NPY leu7pro and alcohol dependence in Finnish and Swedish populations

Guanshan Zhu, Lotta Pollak, Salim Mottagui-Tabar, Claes Wahlestedt, Julie Taubman, Matti Virkkunen, David Goldman, Markus Heilig

Research output: Contribution to journalArticlepeer-review

62 Scopus citations


Background: Neuropeptide Y (NPY) is a modulator of alcohol intake in animal models of alcoholism, and is potentially involved in alcohol dependence. A coding Leu7Pro polymorphism in the signal peptide of preproNPY has been described, and the Pro7 allele has been reported to correlate with increased alcohol consumption in non-dependent Finnish males. Recently, this polymorphism was also reported to be associated with an actual diagnosis of alcohol dependence. Methods: We compared Pro7 allele frequencies in one Finnish (n = 135) and one Swedish (n = 472) population of alcohol dependent individuals, and ethnically matched controls (Finns: n = 213; Swedes: n = 177) in whom alcohol dependence was established, or any diagnosis of substance disorder was excluded, respectively, through the use of structured face-to-face interviews. Results: Pro7 frequencies in alcoholics were 5.2 and 4.1% in Finns and Swedes, respectively, similar to the 5.0-5.5% recently reported in European Americans in a Yale study. However, corresponding frequencies in the control populations were similar, at 6.1 and 5.9% in Finns and Swedes, respectively, yielding no association, in contrast with the Yale study, where an association was reported based on a 2.0% Pro7 frequency in European American controls. A meta-analysis of available data yields Pro7 frequencies of 4.7% both in Caucasian alcoholics and Caucasian controls. Conclusions: Pro7 does not seem to be associated with a diagnosis of alcoholism in Caucasian populations.

Original languageEnglish (US)
Pages (from-to)19-24
Number of pages6
JournalAlcoholism: Clinical and Experimental Research
Issue number1
StatePublished - Jan 1 2003
Externally publishedYes

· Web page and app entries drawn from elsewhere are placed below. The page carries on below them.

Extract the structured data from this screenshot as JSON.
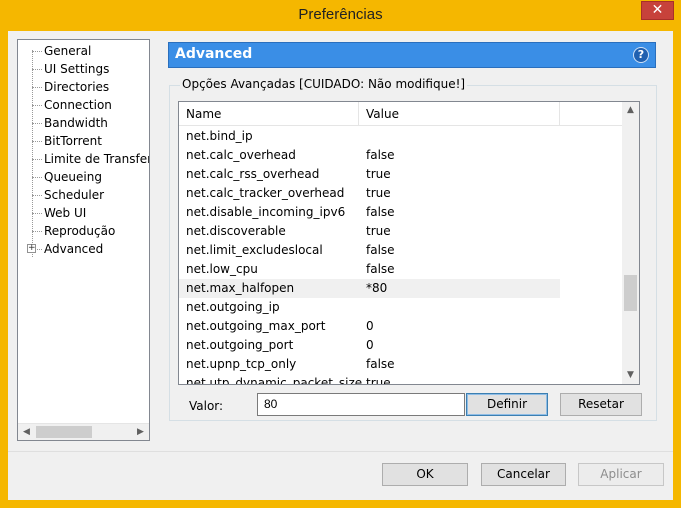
{
  "window": {
    "title": "Preferências",
    "close_glyph": "✕"
  },
  "sidebar": {
    "items": [
      {
        "label": "General"
      },
      {
        "label": "UI Settings"
      },
      {
        "label": "Directories"
      },
      {
        "label": "Connection"
      },
      {
        "label": "Bandwidth"
      },
      {
        "label": "BitTorrent"
      },
      {
        "label": "Limite de Transferência"
      },
      {
        "label": "Queueing"
      },
      {
        "label": "Scheduler"
      },
      {
        "label": "Web UI"
      },
      {
        "label": "Reprodução"
      },
      {
        "label": "Advanced",
        "expandable": true,
        "expander_glyph": "+"
      }
    ],
    "scroll_left_glyph": "◀",
    "scroll_right_glyph": "▶"
  },
  "panel": {
    "title": "Advanced",
    "help_glyph": "?",
    "group_label": "Opções Avançadas [CUIDADO: Não modifique!]"
  },
  "table": {
    "columns": [
      "Name",
      "Value"
    ],
    "rows": [
      {
        "name": "net.bind_ip",
        "value": ""
      },
      {
        "name": "net.calc_overhead",
        "value": "false"
      },
      {
        "name": "net.calc_rss_overhead",
        "value": "true"
      },
      {
        "name": "net.calc_tracker_overhead",
        "value": "true"
      },
      {
        "name": "net.disable_incoming_ipv6",
        "value": "false"
      },
      {
        "name": "net.discoverable",
        "value": "true"
      },
      {
        "name": "net.limit_excludeslocal",
        "value": "false"
      },
      {
        "name": "net.low_cpu",
        "value": "false"
      },
      {
        "name": "net.max_halfopen",
        "value": "*80",
        "selected": true
      },
      {
        "name": "net.outgoing_ip",
        "value": ""
      },
      {
        "name": "net.outgoing_max_port",
        "value": "0"
      },
      {
        "name": "net.outgoing_port",
        "value": "0"
      },
      {
        "name": "net.upnp_tcp_only",
        "value": "false"
      },
      {
        "name": "net.utp_dynamic_packet_size",
        "value": "true"
      }
    ],
    "scroll_up_glyph": "▲",
    "scroll_down_glyph": "▼"
  },
  "editor": {
    "label": "Valor:",
    "value": "80",
    "set_button": "Definir",
    "reset_button": "Resetar"
  },
  "footer": {
    "ok": "OK",
    "cancel": "Cancelar",
    "apply": "Aplicar"
  },
  "colors": {
    "window_frame": "#f5b700",
    "header_blue": "#3a8ee6",
    "close_red": "#c7423b"
  }
}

  • Alcoholism
  • Association
  • Neuropeptide Y
  • Polymorphism

ASJC Scopus subject areas

  • Medicine (miscellaneous)
  • Toxicology


Dive into the research topics of 'NPY leu7pro and alcohol dependence in Finnish and Swedish populations'. Together they form a unique fingerprint.

Cite this